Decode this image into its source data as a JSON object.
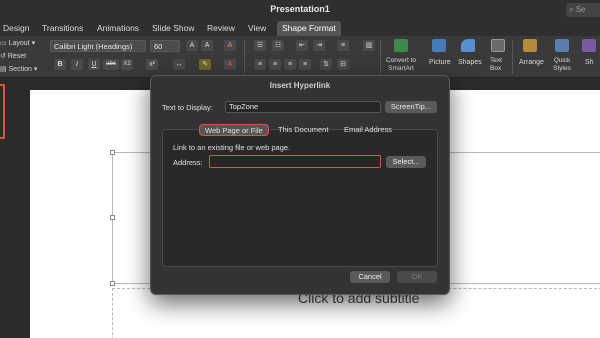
{
  "window": {
    "title": "Presentation1",
    "search_placeholder": "Se"
  },
  "tabs": [
    "Design",
    "Transitions",
    "Animations",
    "Slide Show",
    "Review",
    "View",
    "Shape Format"
  ],
  "active_tab": "Shape Format",
  "ribbon": {
    "layout": "Layout",
    "reset": "Reset",
    "section": "Section",
    "font_name": "Calibri Light (Headings)",
    "font_size": "60",
    "bold": "B",
    "italic": "I",
    "underline": "U",
    "strikethrough": "abc",
    "subscript": "X2",
    "clear_format": "A",
    "convert_to_smartart": "Convert to SmartArt",
    "picture": "Picture",
    "shapes": "Shapes",
    "text_box": "Text Box",
    "arrange": "Arrange",
    "quick_styles": "Quick Styles",
    "shape_fill": "Sh"
  },
  "slide": {
    "subtitle_placeholder": "Click to add subtitle"
  },
  "dialog": {
    "title": "Insert Hyperlink",
    "text_to_display_label": "Text to Display:",
    "text_to_display_value": "TopZone",
    "screentip_button": "ScreenTip...",
    "tabs": [
      "Web Page or File",
      "This Document",
      "Email Address"
    ],
    "active_tab": "Web Page or File",
    "instruction": "Link to an existing file or web page.",
    "address_label": "Address:",
    "address_value": "",
    "select_button": "Select...",
    "cancel_button": "Cancel",
    "ok_button": "OK"
  },
  "colors": {
    "accent": "#d4593e",
    "dialog_bg": "#333335",
    "ribbon_bg": "#3a3a3a"
  }
}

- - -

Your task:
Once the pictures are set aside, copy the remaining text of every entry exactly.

Response to this exercise:
Decode this image into its source data as a JSON object.
{
  "window": {
    "title": "Presentation1",
    "search_placeholder": "Se"
  },
  "tabs": [
    "Design",
    "Transitions",
    "Animations",
    "Slide Show",
    "Review",
    "View",
    "Shape Format"
  ],
  "active_tab": "Shape Format",
  "ribbon": {
    "layout": "Layout",
    "reset": "Reset",
    "section": "Section",
    "font_name": "Calibri Light (Headings)",
    "font_size": "60",
    "bold": "B",
    "italic": "I",
    "underline": "U",
    "strikethrough": "abc",
    "subscript": "X2",
    "clear_format": "A",
    "convert_to_smartart": "Convert to SmartArt",
    "picture": "Picture",
    "shapes": "Shapes",
    "text_box": "Text Box",
    "arrange": "Arrange",
    "quick_styles": "Quick Styles",
    "shape_fill": "Sh"
  },
  "slide": {
    "subtitle_placeholder": "Click to add subtitle"
  },
  "dialog": {
    "title": "Insert Hyperlink",
    "text_to_display_label": "Text to Display:",
    "text_to_display_value": "TopZone",
    "screentip_button": "ScreenTip...",
    "tabs": [
      "Web Page or File",
      "This Document",
      "Email Address"
    ],
    "active_tab": "Web Page or File",
    "instruction": "Link to an existing file or web page.",
    "address_label": "Address:",
    "address_value": "",
    "select_button": "Select...",
    "cancel_button": "Cancel",
    "ok_button": "OK"
  },
  "colors": {
    "accent": "#d4593e",
    "dialog_bg": "#333335",
    "ribbon_bg": "#3a3a3a"
  }
}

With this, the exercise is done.